ACTIVITY: Copy each line below that contains "this".

Top of EXTRACTED RECORDS

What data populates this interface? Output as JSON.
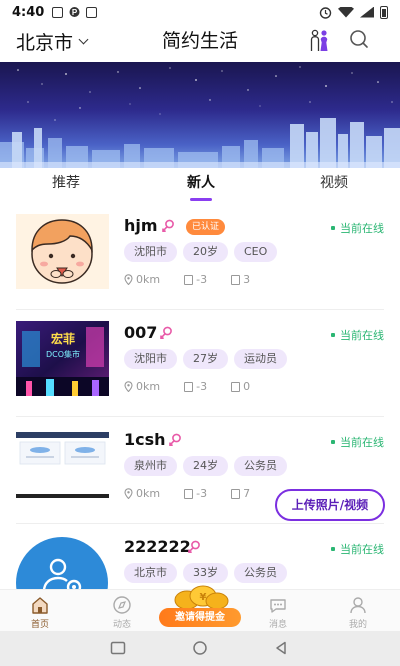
{
  "status_bar": {
    "time": "4:40",
    "icons": [
      "image-icon",
      "p-icon",
      "sim-icon"
    ],
    "right_icons": [
      "alarm-icon",
      "wifi-icon",
      "signal-icon",
      "battery-icon"
    ]
  },
  "header": {
    "city": "北京市",
    "title": "简约生活"
  },
  "tabs": [
    {
      "label": "推荐",
      "active": false
    },
    {
      "label": "新人",
      "active": true
    },
    {
      "label": "视频",
      "active": false
    }
  ],
  "users": [
    {
      "name": "hjm",
      "verified": "已认证",
      "online": "当前在线",
      "tags": [
        "沈阳市",
        "20岁",
        "CEO"
      ],
      "distance": "0km",
      "photos": "-3",
      "videos": "3",
      "avatar": "cartoon-boy"
    },
    {
      "name": "007",
      "verified": "",
      "online": "当前在线",
      "tags": [
        "沈阳市",
        "27岁",
        "运动员"
      ],
      "distance": "0km",
      "photos": "-3",
      "videos": "0",
      "avatar": "neon-poster"
    },
    {
      "name": "1csh",
      "verified": "",
      "online": "当前在线",
      "tags": [
        "泉州市",
        "24岁",
        "公务员"
      ],
      "distance": "0km",
      "photos": "-3",
      "videos": "7",
      "avatar": "screenshot"
    },
    {
      "name": "222222",
      "verified": "",
      "online": "当前在线",
      "tags": [
        "北京市",
        "33岁",
        "公务员"
      ],
      "distance": "",
      "photos": "",
      "videos": "",
      "avatar": "settings-user"
    }
  ],
  "thumb_text": {
    "poster_title": "宏菲",
    "poster_sub": "DCO集市"
  },
  "upload_button": "上传照片/视频",
  "bottom_nav": [
    {
      "label": "首页",
      "icon": "home-icon",
      "active": true
    },
    {
      "label": "动态",
      "icon": "compass-icon",
      "active": false
    },
    {
      "label": "消息",
      "icon": "chat-icon",
      "active": false
    },
    {
      "label": "我的",
      "icon": "profile-icon",
      "active": false
    }
  ],
  "invite": "邀请得提金",
  "colors": {
    "accent": "#8a3ef0",
    "online": "#2bb673",
    "tag_bg": "#efe7fb",
    "verified": "#ff8a3d",
    "invite": "#ff7a1a"
  }
}
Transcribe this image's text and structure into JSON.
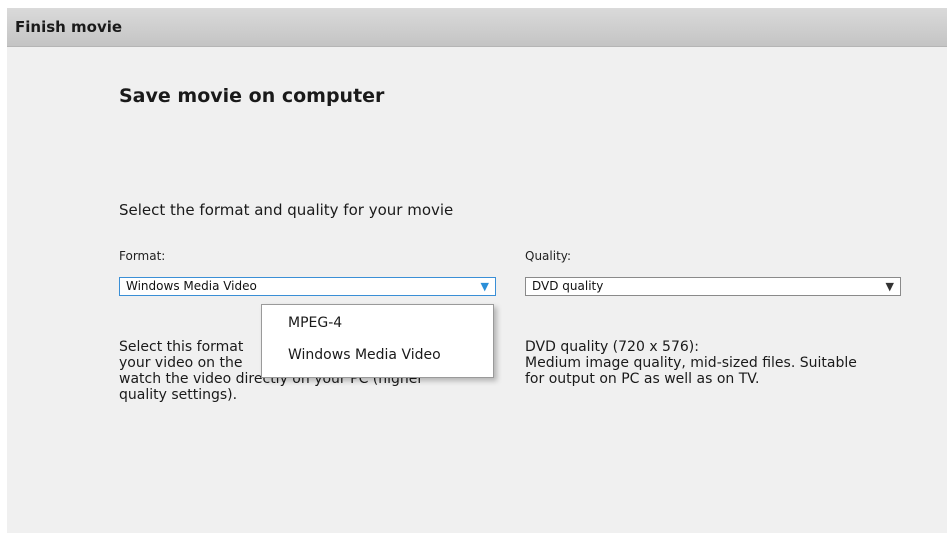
{
  "window": {
    "title": "Finish movie"
  },
  "main": {
    "heading": "Save movie on computer",
    "instruction": "Select the format and quality for your movie"
  },
  "format": {
    "label": "Format:",
    "selected": "Windows Media Video",
    "arrow_icon": "▼",
    "description": "Select this format if you want to play back your video on the Xbox 360 or (if you only) watch the video directly on your PC (higher quality settings).",
    "description_lines": [
      "Select this format",
      "your video on the",
      "watch the video directly on your PC (higher",
      "quality settings)."
    ],
    "options": [
      "MPEG-4",
      "Windows Media Video"
    ]
  },
  "quality": {
    "label": "Quality:",
    "selected": "DVD quality",
    "arrow_icon": "▼",
    "description_lines": [
      "DVD quality (720 x 576):",
      "Medium image quality, mid-sized files. Suitable",
      "for output on PC as well as on TV."
    ]
  },
  "colors": {
    "titlebar": "#c8c8c8",
    "background": "#f0f0f0",
    "accent": "#2a8fd8"
  }
}
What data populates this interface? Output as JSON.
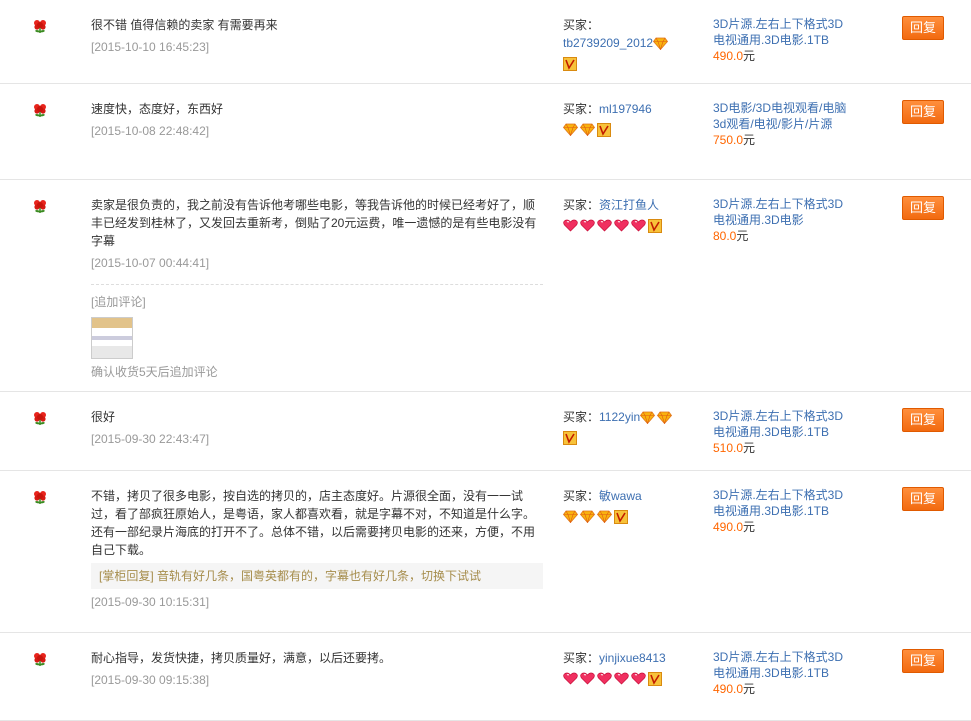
{
  "buyer_label": "买家：",
  "reply_label": "回复",
  "currency_unit": "元",
  "reviews": [
    {
      "text": "很不错 值得信赖的卖家 有需要再来",
      "date": "[2015-10-10 16:45:23]",
      "buyer": "tb2739209_2012",
      "credit": {
        "type": "diamond",
        "count": 1
      },
      "item": "3D片源.左右上下格式3D电视通用.3D电影.1TB",
      "price": "490.0"
    },
    {
      "text": "速度快，态度好，东西好",
      "date": "[2015-10-08 22:48:42]",
      "buyer": "ml197946",
      "credit": {
        "type": "diamond",
        "count": 2
      },
      "item": "3D电影/3D电视观看/电脑3d观看/电视/影片/片源",
      "price": "750.0"
    },
    {
      "text": "卖家是很负责的，我之前没有告诉他考哪些电影，等我告诉他的时候已经考好了，顺丰已经发到桂林了，又发回去重新考，倒贴了20元运费，唯一遗憾的是有些电影没有字幕",
      "date": "[2015-10-07 00:44:41]",
      "buyer": "资江打鱼人",
      "credit": {
        "type": "heart",
        "count": 5
      },
      "item": "3D片源.左右上下格式3D电视通用.3D电影",
      "price": "80.0",
      "append_label": "[追加评论]",
      "append_note": "确认收货5天后追加评论"
    },
    {
      "text": "很好",
      "date": "[2015-09-30 22:43:47]",
      "buyer": "1122yin",
      "credit": {
        "type": "diamond",
        "count": 2
      },
      "item": "3D片源.左右上下格式3D电视通用.3D电影.1TB",
      "price": "510.0"
    },
    {
      "text": "不错，拷贝了很多电影，按自选的拷贝的，店主态度好。片源很全面，没有一一试过，看了部疯狂原始人，是粤语，家人都喜欢看，就是字幕不对，不知道是什么字。还有一部纪录片海底的打开不了。总体不错，以后需要拷贝电影的还来，方便，不用自己下载。",
      "seller_reply": "[掌柜回复] 音轨有好几条，国粤英都有的，字幕也有好几条，切换下试试",
      "date": "[2015-09-30 10:15:31]",
      "buyer": "敏wawa",
      "credit": {
        "type": "diamond",
        "count": 3
      },
      "item": "3D片源.左右上下格式3D电视通用.3D电影.1TB",
      "price": "490.0"
    },
    {
      "text": "耐心指导，发货快捷，拷贝质量好，满意，以后还要拷。",
      "date": "[2015-09-30 09:15:38]",
      "buyer": "yinjixue8413",
      "credit": {
        "type": "heart",
        "count": 5
      },
      "item": "3D片源.左右上下格式3D电视通用.3D电影.1TB",
      "price": "490.0"
    }
  ]
}
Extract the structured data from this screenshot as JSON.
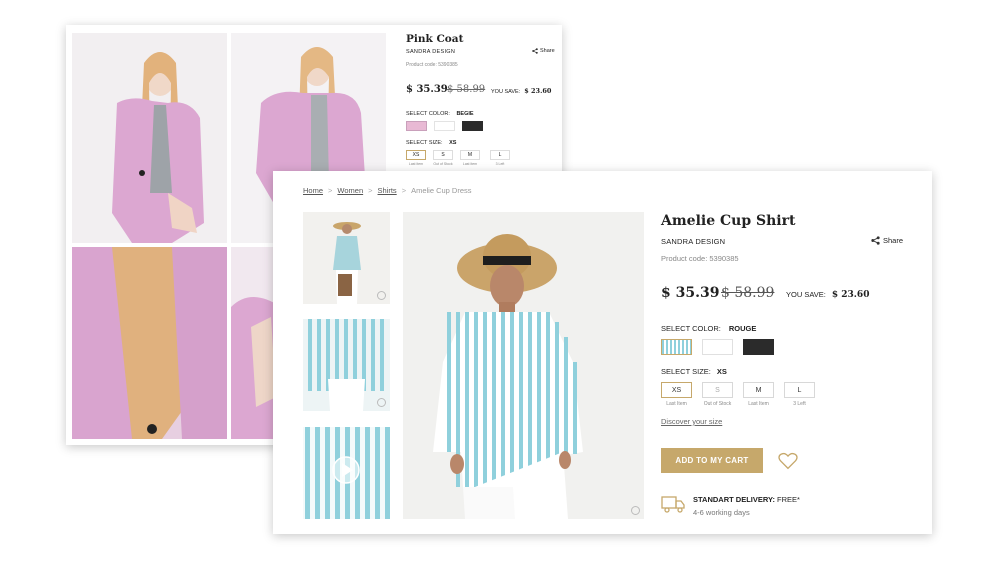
{
  "back_product": {
    "title": "Pink Coat",
    "brand": "SANDRA DESIGN",
    "share": "Share",
    "product_code": "Product code: 5390385",
    "price": "$ 35.39",
    "old_price": "$ 58.99",
    "you_save_label": "YOU SAVE:",
    "you_save_value": "$ 23.60",
    "color_label": "SELECT COLOR:",
    "color_value": "BEGIE",
    "colors": [
      "#e8b9d4",
      "#ffffff",
      "#2b2b2b"
    ],
    "size_label": "SELECT SIZE:",
    "size_value": "XS",
    "sizes": [
      {
        "label": "XS",
        "note": "Last item"
      },
      {
        "label": "S",
        "note": "Out of Stock"
      },
      {
        "label": "M",
        "note": "Last item"
      },
      {
        "label": "L",
        "note": "3 Left"
      }
    ]
  },
  "front_product": {
    "breadcrumb": [
      "Home",
      "Women",
      "Shirts",
      "Amelie Cup Dress"
    ],
    "title": "Amelie Cup Shirt",
    "brand": "SANDRA DESIGN",
    "share": "Share",
    "product_code": "Product code: 5390385",
    "price": "$ 35.39",
    "old_price": "$ 58.99",
    "you_save_label": "YOU SAVE:",
    "you_save_value": "$ 23.60",
    "color_label": "SELECT COLOR:",
    "color_value": "ROUGE",
    "colors": [
      "#a9d6de",
      "#ffffff",
      "#2b2b2b"
    ],
    "size_label": "SELECT SIZE:",
    "size_value": "XS",
    "sizes": [
      {
        "label": "XS",
        "note": "Last Item"
      },
      {
        "label": "S",
        "note": "Out of Stock"
      },
      {
        "label": "M",
        "note": "Last Item"
      },
      {
        "label": "L",
        "note": "3 Left"
      }
    ],
    "discover_size": "Discover your size",
    "add_to_cart": "ADD TO MY CART",
    "delivery_label": "STANDART DELIVERY:",
    "delivery_value": "FREE*",
    "delivery_days": "4-6 working days"
  },
  "colors": {
    "accent_gold": "#c6a86b",
    "coat_pink": "#dba6cf",
    "stripe_blue": "#8fd0dc"
  },
  "icons": [
    "share-icon",
    "zoom-icon",
    "play-icon",
    "heart-icon",
    "truck-icon"
  ]
}
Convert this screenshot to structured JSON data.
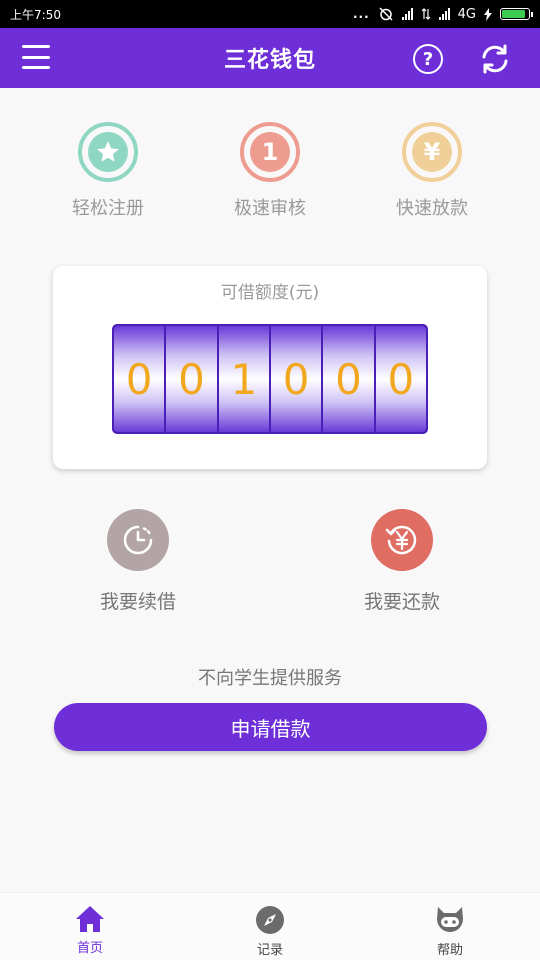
{
  "status_bar": {
    "time": "上午7:50",
    "network": "4G",
    "dots": "..."
  },
  "app_bar": {
    "title": "三花钱包"
  },
  "features": [
    {
      "label": "轻松注册",
      "icon": "star-icon",
      "color": "#8fd6c3"
    },
    {
      "label": "极速审核",
      "icon": "number-one-icon",
      "symbol": "1",
      "color": "#ee9c8f"
    },
    {
      "label": "快速放款",
      "icon": "yuan-icon",
      "symbol": "¥",
      "color": "#f1cf98"
    }
  ],
  "limit": {
    "title": "可借额度(元)",
    "digits": [
      "0",
      "0",
      "1",
      "0",
      "0",
      "0"
    ],
    "digit_color": "#f2a81e"
  },
  "actions": [
    {
      "label": "我要续借",
      "icon": "clock-icon",
      "color": "#b3a5a5"
    },
    {
      "label": "我要还款",
      "icon": "yuan-refund-icon",
      "color": "#e06d62"
    }
  ],
  "notice": "不向学生提供服务",
  "apply_button": "申请借款",
  "bottom_nav": [
    {
      "label": "首页",
      "icon": "home-icon",
      "active": true
    },
    {
      "label": "记录",
      "icon": "compass-icon",
      "active": false
    },
    {
      "label": "帮助",
      "icon": "cat-icon",
      "active": false
    }
  ],
  "colors": {
    "primary": "#6e2fd9"
  }
}
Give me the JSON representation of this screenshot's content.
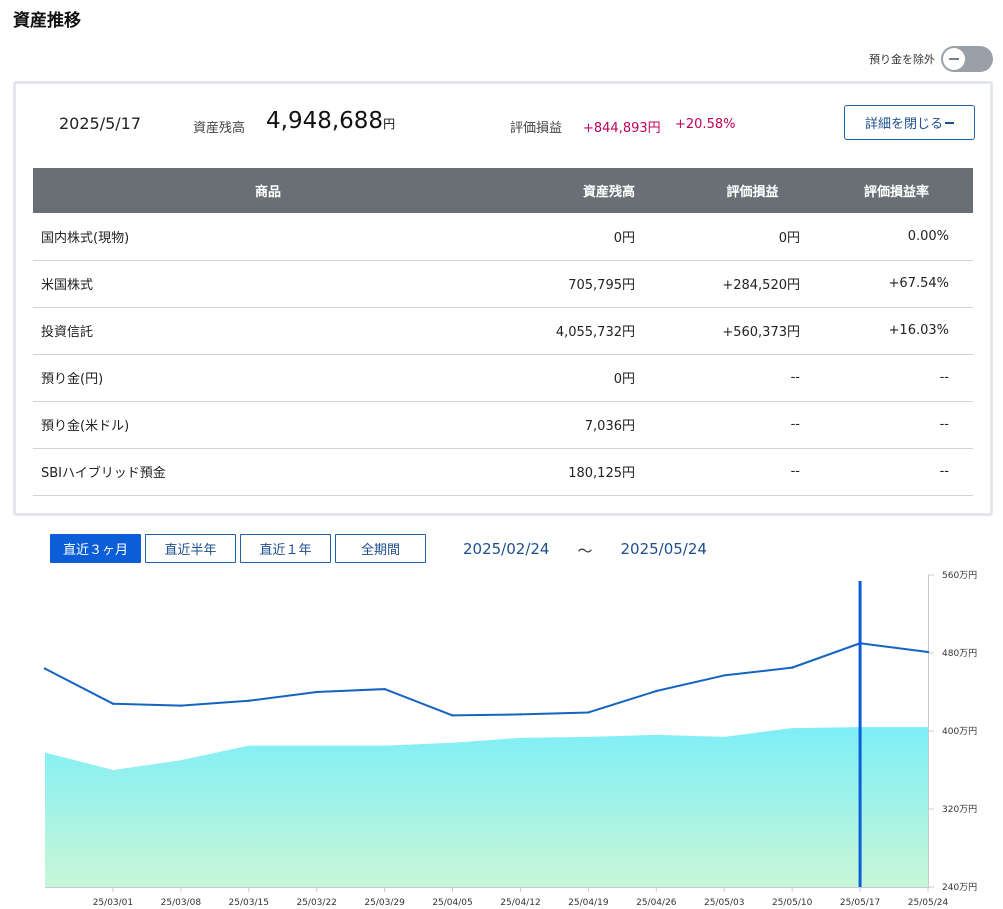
{
  "page": {
    "title": "資産推移"
  },
  "toggle": {
    "label": "預り金を除外"
  },
  "summary": {
    "date": "2025/5/17",
    "balance_label": "資産残高",
    "balance": "4,948,688",
    "balance_unit": "円",
    "pl_label": "評価損益",
    "pl": "+844,893円",
    "pl_rate": "+20.58%",
    "detail_button": "詳細を閉じる"
  },
  "table": {
    "headers": [
      "商品",
      "資産残高",
      "評価損益",
      "評価損益率"
    ],
    "rows": [
      {
        "name": "国内株式(現物)",
        "balance": "0円",
        "pl": "0円",
        "rate": "0.00%"
      },
      {
        "name": "米国株式",
        "balance": "705,795円",
        "pl": "+284,520円",
        "rate": "+67.54%"
      },
      {
        "name": "投資信託",
        "balance": "4,055,732円",
        "pl": "+560,373円",
        "rate": "+16.03%"
      },
      {
        "name": "預り金(円)",
        "balance": "0円",
        "pl": "--",
        "rate": "--"
      },
      {
        "name": "預り金(米ドル)",
        "balance": "7,036円",
        "pl": "--",
        "rate": "--"
      },
      {
        "name": "SBIハイブリッド預金",
        "balance": "180,125円",
        "pl": "--",
        "rate": "--"
      }
    ]
  },
  "range": {
    "buttons": [
      "直近３ヶ月",
      "直近半年",
      "直近１年",
      "全期間"
    ],
    "active_index": 0,
    "from": "2025/02/24",
    "separator": "～",
    "to": "2025/05/24"
  },
  "colors": {
    "accent": "#0b5ed7",
    "positive": "#c3005a",
    "line": "#1565c0",
    "area_top": "#7eeef7",
    "area_bottom": "#c8f7d8"
  },
  "chart_data": {
    "type": "area",
    "x": [
      "25/02/24",
      "25/03/01",
      "25/03/08",
      "25/03/15",
      "25/03/22",
      "25/03/29",
      "25/04/05",
      "25/04/12",
      "25/04/19",
      "25/04/26",
      "25/05/03",
      "25/05/10",
      "25/05/17",
      "25/05/24"
    ],
    "x_tick_labels": [
      "25/03/01",
      "25/03/08",
      "25/03/15",
      "25/03/22",
      "25/03/29",
      "25/04/05",
      "25/04/12",
      "25/04/19",
      "25/04/26",
      "25/05/03",
      "25/05/10",
      "25/05/17",
      "25/05/24"
    ],
    "y_tick_labels": [
      "560万円",
      "480万円",
      "400万円",
      "320万円",
      "240万円"
    ],
    "y_ticks": [
      560,
      480,
      400,
      320,
      240
    ],
    "ylim": [
      240,
      560
    ],
    "unit": "万円",
    "series": [
      {
        "type": "line",
        "values": [
          464,
          428,
          426,
          431,
          440,
          443,
          416,
          417,
          419,
          441,
          457,
          465,
          490,
          481
        ]
      },
      {
        "type": "area",
        "values": [
          378,
          360,
          370,
          385,
          385,
          385,
          388,
          393,
          394,
          396,
          394,
          403,
          404,
          404
        ]
      }
    ],
    "highlight_x": "25/05/17",
    "grid": false
  }
}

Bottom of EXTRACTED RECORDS

EXERCISE RESULT:
What data populates this interface? Output as JSON.
Transcribe this image's text and structure into JSON.
    "description": "Select this format if you want to play back your video on the Xbox 360 or (if you only) watch the video directly on your PC (higher quality settings).",
      "Select this format",
What data populates this interface? Output as JSON.
Extract the structured data from this screenshot as JSON.
Convert this screenshot to structured JSON data.
Give me the JSON representation of this screenshot's content.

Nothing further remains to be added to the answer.